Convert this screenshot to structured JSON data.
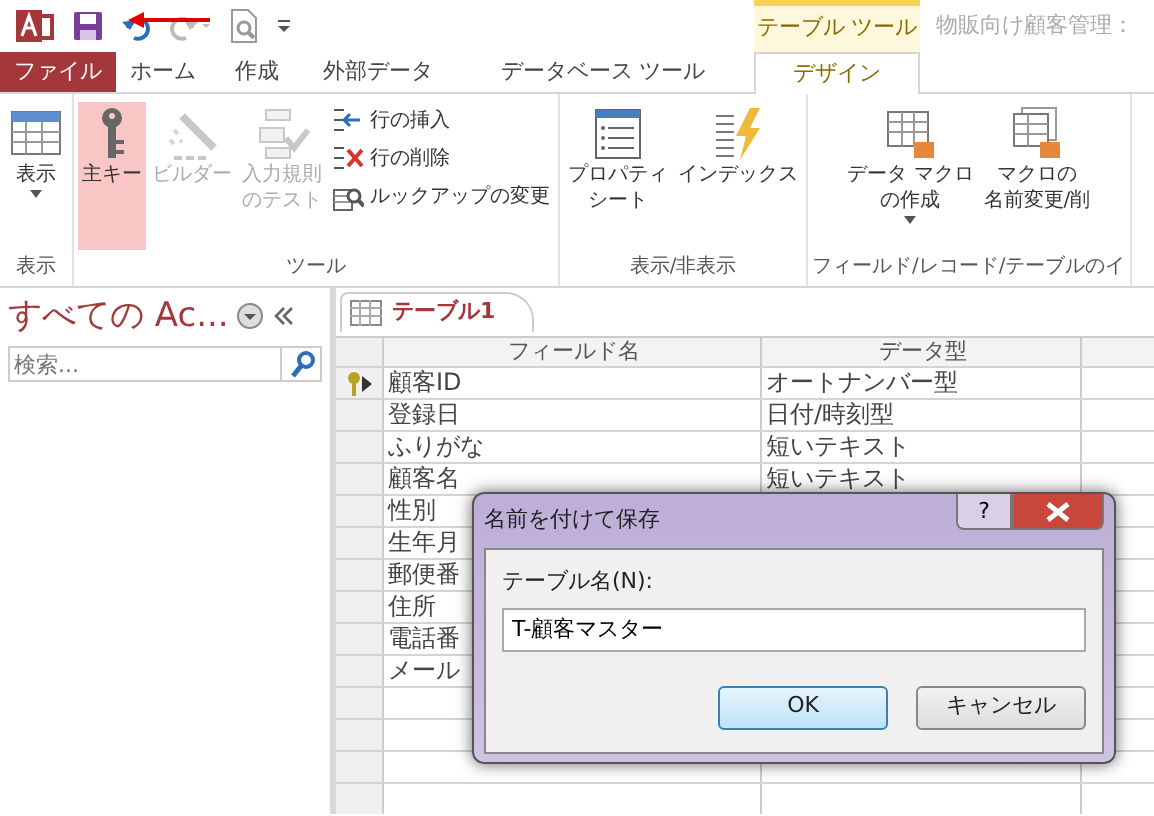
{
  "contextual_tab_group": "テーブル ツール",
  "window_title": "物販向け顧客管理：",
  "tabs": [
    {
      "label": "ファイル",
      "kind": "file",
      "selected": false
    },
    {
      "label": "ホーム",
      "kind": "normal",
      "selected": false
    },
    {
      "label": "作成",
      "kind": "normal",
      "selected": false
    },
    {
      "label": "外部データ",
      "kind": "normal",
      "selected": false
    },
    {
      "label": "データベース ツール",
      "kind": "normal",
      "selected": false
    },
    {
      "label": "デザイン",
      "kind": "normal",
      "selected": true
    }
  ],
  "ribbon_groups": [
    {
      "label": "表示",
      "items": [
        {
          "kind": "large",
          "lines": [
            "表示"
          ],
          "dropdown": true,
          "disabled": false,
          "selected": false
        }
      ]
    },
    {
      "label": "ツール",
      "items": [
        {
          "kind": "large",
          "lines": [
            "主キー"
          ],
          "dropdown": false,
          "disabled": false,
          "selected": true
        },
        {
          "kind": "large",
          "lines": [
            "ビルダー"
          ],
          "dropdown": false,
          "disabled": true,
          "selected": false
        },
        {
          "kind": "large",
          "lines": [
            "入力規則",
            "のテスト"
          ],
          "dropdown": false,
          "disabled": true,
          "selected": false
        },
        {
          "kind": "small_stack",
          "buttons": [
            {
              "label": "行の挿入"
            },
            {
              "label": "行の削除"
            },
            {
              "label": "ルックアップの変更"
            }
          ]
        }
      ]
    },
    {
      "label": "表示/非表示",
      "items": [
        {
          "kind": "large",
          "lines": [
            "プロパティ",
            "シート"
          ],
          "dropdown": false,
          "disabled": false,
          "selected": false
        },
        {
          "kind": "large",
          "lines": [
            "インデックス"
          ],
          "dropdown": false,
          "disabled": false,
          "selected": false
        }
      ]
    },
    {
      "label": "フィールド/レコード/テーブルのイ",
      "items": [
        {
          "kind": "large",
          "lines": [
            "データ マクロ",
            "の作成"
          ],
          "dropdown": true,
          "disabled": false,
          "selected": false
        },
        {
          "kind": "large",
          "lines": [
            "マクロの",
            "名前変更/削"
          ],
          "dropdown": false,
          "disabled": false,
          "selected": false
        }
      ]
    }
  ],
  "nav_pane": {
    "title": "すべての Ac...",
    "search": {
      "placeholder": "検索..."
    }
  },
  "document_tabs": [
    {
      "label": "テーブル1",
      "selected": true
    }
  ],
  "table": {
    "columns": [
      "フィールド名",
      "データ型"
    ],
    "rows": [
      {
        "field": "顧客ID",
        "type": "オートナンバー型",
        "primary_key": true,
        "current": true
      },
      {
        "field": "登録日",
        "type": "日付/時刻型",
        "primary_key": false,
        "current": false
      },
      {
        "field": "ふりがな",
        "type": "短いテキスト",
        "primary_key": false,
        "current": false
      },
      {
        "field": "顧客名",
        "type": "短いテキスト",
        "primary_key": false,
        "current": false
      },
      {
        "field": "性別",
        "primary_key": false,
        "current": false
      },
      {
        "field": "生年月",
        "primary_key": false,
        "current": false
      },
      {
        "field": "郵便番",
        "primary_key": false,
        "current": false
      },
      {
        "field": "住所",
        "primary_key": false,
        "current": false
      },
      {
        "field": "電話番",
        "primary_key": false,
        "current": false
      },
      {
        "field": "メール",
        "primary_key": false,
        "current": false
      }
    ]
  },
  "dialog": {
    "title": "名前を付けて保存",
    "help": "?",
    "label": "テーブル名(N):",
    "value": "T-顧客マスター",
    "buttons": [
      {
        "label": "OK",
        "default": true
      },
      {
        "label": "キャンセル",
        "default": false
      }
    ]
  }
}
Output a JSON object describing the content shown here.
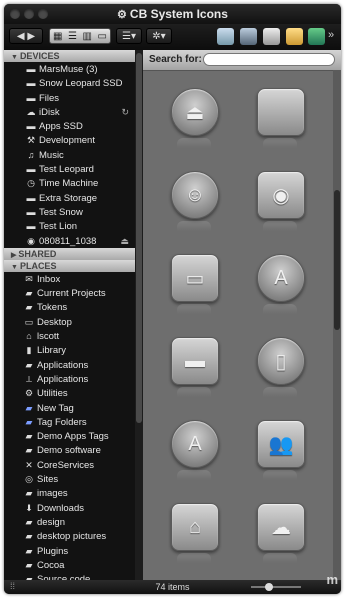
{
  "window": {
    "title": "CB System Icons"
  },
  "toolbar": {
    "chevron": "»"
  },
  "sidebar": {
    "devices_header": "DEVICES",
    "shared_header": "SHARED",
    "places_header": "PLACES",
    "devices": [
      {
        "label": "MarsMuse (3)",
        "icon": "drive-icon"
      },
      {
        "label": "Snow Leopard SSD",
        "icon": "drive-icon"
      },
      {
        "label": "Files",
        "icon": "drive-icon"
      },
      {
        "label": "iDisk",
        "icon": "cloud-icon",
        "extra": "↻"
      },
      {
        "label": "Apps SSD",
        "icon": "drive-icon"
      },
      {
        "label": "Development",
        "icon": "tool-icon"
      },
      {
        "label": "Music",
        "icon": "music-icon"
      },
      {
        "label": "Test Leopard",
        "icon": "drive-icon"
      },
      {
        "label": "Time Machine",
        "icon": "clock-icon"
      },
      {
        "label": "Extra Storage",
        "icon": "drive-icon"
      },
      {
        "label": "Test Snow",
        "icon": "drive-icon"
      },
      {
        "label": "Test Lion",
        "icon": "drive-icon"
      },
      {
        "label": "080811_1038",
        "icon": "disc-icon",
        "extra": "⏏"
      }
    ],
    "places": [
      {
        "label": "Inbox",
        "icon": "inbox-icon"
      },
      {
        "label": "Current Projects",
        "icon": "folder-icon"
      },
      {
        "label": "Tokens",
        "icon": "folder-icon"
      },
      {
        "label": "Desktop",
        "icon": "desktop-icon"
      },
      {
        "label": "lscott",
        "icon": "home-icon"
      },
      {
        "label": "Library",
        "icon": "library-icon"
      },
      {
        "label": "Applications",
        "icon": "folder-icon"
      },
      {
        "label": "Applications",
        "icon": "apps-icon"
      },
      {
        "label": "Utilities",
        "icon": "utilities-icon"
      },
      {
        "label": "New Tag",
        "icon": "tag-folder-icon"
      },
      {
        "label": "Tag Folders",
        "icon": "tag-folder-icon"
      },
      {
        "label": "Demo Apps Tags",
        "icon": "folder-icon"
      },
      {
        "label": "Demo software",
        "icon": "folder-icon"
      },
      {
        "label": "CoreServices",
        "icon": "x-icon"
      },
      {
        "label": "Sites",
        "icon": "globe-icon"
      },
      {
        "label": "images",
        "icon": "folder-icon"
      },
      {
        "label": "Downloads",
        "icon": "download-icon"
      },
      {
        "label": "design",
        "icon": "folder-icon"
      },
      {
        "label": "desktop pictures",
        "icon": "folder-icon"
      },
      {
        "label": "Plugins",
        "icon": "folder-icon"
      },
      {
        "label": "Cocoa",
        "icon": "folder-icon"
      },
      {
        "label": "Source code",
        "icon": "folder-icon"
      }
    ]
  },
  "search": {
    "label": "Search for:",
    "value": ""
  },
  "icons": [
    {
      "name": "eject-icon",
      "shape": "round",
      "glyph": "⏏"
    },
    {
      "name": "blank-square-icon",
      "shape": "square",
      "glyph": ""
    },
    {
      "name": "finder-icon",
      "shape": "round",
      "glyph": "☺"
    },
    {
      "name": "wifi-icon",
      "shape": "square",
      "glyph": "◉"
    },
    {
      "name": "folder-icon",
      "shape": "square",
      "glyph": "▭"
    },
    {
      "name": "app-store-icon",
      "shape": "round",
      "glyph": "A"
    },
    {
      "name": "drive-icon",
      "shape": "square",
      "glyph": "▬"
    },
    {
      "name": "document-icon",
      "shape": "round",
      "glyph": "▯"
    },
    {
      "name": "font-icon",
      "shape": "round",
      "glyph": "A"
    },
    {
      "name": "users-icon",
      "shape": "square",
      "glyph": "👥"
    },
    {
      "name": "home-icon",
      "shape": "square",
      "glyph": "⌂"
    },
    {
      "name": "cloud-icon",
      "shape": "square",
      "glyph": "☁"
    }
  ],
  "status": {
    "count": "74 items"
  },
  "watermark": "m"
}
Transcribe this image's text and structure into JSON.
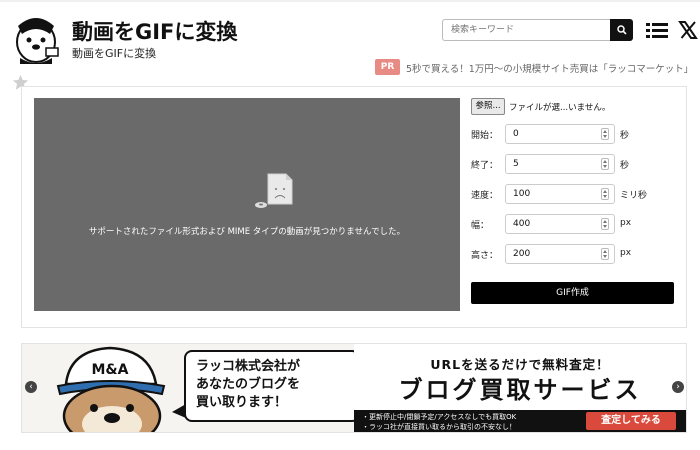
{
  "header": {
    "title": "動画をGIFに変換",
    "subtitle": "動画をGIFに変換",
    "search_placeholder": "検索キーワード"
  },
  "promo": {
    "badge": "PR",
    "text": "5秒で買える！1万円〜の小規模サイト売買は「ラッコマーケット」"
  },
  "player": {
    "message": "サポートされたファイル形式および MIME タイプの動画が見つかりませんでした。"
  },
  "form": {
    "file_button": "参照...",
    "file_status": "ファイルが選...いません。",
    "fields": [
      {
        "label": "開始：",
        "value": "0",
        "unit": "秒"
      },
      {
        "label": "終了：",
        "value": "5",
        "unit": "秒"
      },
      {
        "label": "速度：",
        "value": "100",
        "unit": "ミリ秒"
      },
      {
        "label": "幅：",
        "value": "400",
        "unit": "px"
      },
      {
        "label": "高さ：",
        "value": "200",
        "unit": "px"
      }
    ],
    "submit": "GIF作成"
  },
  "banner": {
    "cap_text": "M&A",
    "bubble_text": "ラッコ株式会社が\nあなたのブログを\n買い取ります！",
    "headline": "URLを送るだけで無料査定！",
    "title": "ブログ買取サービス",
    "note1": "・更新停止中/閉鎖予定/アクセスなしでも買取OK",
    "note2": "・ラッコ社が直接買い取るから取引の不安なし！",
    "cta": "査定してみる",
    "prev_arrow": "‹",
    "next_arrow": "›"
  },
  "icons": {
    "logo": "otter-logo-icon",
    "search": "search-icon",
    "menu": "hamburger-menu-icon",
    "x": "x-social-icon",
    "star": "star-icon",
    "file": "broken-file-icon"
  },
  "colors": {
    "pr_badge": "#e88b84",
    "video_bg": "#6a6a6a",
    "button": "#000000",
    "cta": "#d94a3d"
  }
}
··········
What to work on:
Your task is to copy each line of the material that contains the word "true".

Reply:
      "selected": true
          "dropdown": true,
          "selected": true
          "disabled": true,
          "disabled": true,
          "dropdown": true,
      "selected": true
        "primary_key": true,
        "current": true
        "default": true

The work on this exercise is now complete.